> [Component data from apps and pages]
== Segment start ==

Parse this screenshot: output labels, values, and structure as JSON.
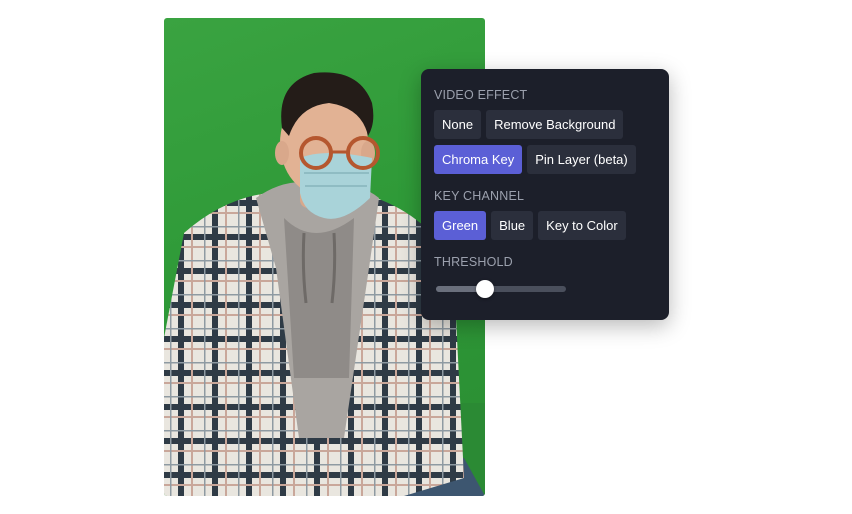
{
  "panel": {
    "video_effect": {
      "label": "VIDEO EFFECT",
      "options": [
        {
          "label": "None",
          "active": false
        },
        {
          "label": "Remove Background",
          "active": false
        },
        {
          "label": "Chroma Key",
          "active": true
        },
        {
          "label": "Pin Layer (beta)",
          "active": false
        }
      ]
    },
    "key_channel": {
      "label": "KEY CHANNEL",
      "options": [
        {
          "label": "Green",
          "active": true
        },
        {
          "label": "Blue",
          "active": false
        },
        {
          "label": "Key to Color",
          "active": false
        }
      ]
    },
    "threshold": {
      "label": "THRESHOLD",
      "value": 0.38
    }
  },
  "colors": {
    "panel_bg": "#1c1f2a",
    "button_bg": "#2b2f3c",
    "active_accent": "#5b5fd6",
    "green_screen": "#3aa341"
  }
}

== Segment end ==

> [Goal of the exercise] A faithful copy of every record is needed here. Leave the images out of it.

> [Answer]
Parse this screenshot: output labels, values, and structure as JSON.
{
  "panel": {
    "video_effect": {
      "label": "VIDEO EFFECT",
      "options": [
        {
          "label": "None",
          "active": false
        },
        {
          "label": "Remove Background",
          "active": false
        },
        {
          "label": "Chroma Key",
          "active": true
        },
        {
          "label": "Pin Layer (beta)",
          "active": false
        }
      ]
    },
    "key_channel": {
      "label": "KEY CHANNEL",
      "options": [
        {
          "label": "Green",
          "active": true
        },
        {
          "label": "Blue",
          "active": false
        },
        {
          "label": "Key to Color",
          "active": false
        }
      ]
    },
    "threshold": {
      "label": "THRESHOLD",
      "value": 0.38
    }
  },
  "colors": {
    "panel_bg": "#1c1f2a",
    "button_bg": "#2b2f3c",
    "active_accent": "#5b5fd6",
    "green_screen": "#3aa341"
  }
}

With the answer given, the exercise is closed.